** Data to examine follows **
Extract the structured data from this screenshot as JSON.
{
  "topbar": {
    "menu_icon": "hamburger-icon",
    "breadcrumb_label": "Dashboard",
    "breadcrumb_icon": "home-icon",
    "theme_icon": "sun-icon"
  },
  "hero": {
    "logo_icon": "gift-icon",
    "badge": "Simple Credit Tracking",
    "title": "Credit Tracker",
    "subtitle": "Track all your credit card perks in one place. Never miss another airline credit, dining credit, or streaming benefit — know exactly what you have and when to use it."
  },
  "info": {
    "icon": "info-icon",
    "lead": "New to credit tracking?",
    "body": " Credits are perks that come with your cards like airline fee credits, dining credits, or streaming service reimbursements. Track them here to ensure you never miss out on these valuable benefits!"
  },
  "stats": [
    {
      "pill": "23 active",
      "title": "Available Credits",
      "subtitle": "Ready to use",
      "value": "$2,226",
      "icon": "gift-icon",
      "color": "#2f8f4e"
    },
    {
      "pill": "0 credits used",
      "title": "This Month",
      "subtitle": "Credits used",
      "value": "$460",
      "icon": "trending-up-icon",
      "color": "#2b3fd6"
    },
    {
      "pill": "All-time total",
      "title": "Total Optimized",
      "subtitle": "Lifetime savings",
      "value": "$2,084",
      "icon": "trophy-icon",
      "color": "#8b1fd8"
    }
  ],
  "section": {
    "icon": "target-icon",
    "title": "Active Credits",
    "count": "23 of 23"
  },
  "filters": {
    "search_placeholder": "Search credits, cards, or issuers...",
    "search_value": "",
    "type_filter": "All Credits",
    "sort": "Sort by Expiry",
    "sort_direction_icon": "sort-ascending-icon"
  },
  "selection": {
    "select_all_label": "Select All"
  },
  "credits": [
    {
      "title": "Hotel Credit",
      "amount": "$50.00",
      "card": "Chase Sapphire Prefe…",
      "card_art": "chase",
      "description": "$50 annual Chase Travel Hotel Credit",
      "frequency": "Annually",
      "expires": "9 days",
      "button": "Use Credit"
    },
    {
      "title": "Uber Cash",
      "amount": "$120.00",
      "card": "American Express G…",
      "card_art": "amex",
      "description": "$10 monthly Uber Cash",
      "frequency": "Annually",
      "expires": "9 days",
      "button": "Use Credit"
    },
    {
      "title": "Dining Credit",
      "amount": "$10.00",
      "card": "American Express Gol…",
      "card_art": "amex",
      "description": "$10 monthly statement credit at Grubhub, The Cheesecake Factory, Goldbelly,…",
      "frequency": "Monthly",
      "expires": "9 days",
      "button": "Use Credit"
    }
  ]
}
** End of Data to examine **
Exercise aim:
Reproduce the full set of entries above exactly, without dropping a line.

Solution to this exercise:
Extract the structured data from this screenshot as JSON.
{
  "topbar": {
    "menu_icon": "hamburger-icon",
    "breadcrumb_label": "Dashboard",
    "breadcrumb_icon": "home-icon",
    "theme_icon": "sun-icon"
  },
  "hero": {
    "logo_icon": "gift-icon",
    "badge": "Simple Credit Tracking",
    "title": "Credit Tracker",
    "subtitle": "Track all your credit card perks in one place. Never miss another airline credit, dining credit, or streaming benefit — know exactly what you have and when to use it."
  },
  "info": {
    "icon": "info-icon",
    "lead": "New to credit tracking?",
    "body": " Credits are perks that come with your cards like airline fee credits, dining credits, or streaming service reimbursements. Track them here to ensure you never miss out on these valuable benefits!"
  },
  "stats": [
    {
      "pill": "23 active",
      "title": "Available Credits",
      "subtitle": "Ready to use",
      "value": "$2,226",
      "icon": "gift-icon",
      "color": "#2f8f4e"
    },
    {
      "pill": "0 credits used",
      "title": "This Month",
      "subtitle": "Credits used",
      "value": "$460",
      "icon": "trending-up-icon",
      "color": "#2b3fd6"
    },
    {
      "pill": "All-time total",
      "title": "Total Optimized",
      "subtitle": "Lifetime savings",
      "value": "$2,084",
      "icon": "trophy-icon",
      "color": "#8b1fd8"
    }
  ],
  "section": {
    "icon": "target-icon",
    "title": "Active Credits",
    "count": "23 of 23"
  },
  "filters": {
    "search_placeholder": "Search credits, cards, or issuers...",
    "search_value": "",
    "type_filter": "All Credits",
    "sort": "Sort by Expiry",
    "sort_direction_icon": "sort-ascending-icon"
  },
  "selection": {
    "select_all_label": "Select All"
  },
  "credits": [
    {
      "title": "Hotel Credit",
      "amount": "$50.00",
      "card": "Chase Sapphire Prefe…",
      "card_art": "chase",
      "description": "$50 annual Chase Travel Hotel Credit",
      "frequency": "Annually",
      "expires": "9 days",
      "button": "Use Credit"
    },
    {
      "title": "Uber Cash",
      "amount": "$120.00",
      "card": "American Express G…",
      "card_art": "amex",
      "description": "$10 monthly Uber Cash",
      "frequency": "Annually",
      "expires": "9 days",
      "button": "Use Credit"
    },
    {
      "title": "Dining Credit",
      "amount": "$10.00",
      "card": "American Express Gol…",
      "card_art": "amex",
      "description": "$10 monthly statement credit at Grubhub, The Cheesecake Factory, Goldbelly,…",
      "frequency": "Monthly",
      "expires": "9 days",
      "button": "Use Credit"
    }
  ]
}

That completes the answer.